By Allan Benner
Nov 07, 2019
Niagara is outpacing the rest of the province with its number of businesses opting to become certified living wage employers.
“Niagara is definitely gaining the most right now,” said Ontario Living Wage Network manager Anne Coleman.
The region currently has 28 businesses and organizations certified as living wage employers, meaning they provide workers with enough income to meet their cost-of-living needs, rather than minimum wage.
And the vast majority of those employers didn’t sign on until this year.
As a result of that recent growth, Coleman said, the local program — launched two years ago by the Niagara Poverty Reduction Network — is now leading the 27 participating regions across Ontario.
“I think the reason for that is the dedication of the local group that’s working on the living wage, as well as media,” said Coleman.
“There’s so much positive media in the region and that’s really getting the word out.”
She joined Niagara Poverty Reduction Network chair Glen Walker, Beechwood Doughnuts co-owner Tayler Book, and PenFinancial Credit Union’s chief human resources officer Jayne Paquin for a panel discussion about the initiative Thursday at Robertson Hall in St. Catharines.
Although some regions still have more certified living wage employers than Niagara, she said, those places “have been doing it for a much longer time.”
Earlier this week, the Niagara Poverty Reduction Network announced the region’s latest living wage calculation, estimating it costs $18.12 an hour for a double-income family of four to cover the costs they face.
It puts Niagara at the fifth most expensive region in the province.
Walker attributed the recent growth of the program to business owners inspired to participate by others who have joined the program.
“It’s that type of word-of-mouth,” he said, adding the need for more businesses to get involved is increasing.
“I keep hearing stories every day of people having to work 70 hours a week, just to make ends meet.
“We have all sorts of people with two or three part-time jobs and trying to juggle that is so challenging. It’s almost impossible,” Walker said.
Escalating costs combined with inadequate wages, he said, have resulted in a “dramatic increase in couch surfing, homelessness, just because people can’t afford a place to live, let alone buying food and transportation — it’s just awful.”

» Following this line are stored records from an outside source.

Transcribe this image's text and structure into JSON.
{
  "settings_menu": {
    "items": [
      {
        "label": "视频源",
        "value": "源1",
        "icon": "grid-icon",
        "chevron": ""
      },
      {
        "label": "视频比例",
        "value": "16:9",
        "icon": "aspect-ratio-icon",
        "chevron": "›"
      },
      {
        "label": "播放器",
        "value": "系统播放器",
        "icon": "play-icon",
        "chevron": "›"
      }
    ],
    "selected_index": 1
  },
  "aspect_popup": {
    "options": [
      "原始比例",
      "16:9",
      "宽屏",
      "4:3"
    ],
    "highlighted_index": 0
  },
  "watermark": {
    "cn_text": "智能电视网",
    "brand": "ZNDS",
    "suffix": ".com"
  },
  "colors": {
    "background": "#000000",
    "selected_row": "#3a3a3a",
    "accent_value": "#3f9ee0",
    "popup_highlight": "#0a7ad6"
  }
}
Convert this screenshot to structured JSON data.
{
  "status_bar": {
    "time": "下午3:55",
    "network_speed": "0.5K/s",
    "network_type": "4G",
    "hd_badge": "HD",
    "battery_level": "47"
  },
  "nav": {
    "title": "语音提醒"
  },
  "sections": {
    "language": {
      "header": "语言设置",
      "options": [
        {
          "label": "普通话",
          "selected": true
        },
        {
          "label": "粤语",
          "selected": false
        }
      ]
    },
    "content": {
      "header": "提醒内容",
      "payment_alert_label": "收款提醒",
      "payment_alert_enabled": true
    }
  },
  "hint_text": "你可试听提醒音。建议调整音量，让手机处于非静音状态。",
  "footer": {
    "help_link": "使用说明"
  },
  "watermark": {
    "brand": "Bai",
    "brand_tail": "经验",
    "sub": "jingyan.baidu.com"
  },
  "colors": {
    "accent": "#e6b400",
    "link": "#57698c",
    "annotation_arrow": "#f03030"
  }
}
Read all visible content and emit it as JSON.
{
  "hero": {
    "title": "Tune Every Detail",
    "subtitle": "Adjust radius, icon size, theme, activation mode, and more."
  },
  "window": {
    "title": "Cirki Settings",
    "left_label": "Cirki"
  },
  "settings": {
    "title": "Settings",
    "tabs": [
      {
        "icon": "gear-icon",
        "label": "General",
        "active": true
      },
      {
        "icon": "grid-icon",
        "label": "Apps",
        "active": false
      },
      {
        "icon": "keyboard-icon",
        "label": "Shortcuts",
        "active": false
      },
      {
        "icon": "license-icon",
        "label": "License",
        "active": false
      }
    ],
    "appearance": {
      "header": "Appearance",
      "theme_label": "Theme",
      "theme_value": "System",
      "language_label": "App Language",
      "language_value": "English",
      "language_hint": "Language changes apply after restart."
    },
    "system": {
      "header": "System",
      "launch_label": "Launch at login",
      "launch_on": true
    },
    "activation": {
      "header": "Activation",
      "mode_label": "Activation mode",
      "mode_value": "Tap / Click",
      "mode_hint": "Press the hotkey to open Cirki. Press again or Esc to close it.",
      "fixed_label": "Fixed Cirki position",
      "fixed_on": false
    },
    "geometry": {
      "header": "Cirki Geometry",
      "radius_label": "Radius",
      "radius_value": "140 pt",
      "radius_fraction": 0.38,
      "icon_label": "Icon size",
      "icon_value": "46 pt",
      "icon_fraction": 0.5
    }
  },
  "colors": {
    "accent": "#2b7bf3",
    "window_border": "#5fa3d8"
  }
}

Walker called the living wage initiative a great place to start working toward resolving those challenges.
Coleman said businesses and organizations that have opted to participate in the program “see the benefits of paying a living wage certainly for workers, for business and for the community.”
In addition to continuing to encourage employers to get involved, Coleman said the Ontario Living Wage Network hopes to get more regions active.
“Our goal is to blanket the whole province and really, we want to reduce poverty. We want to raise wages.”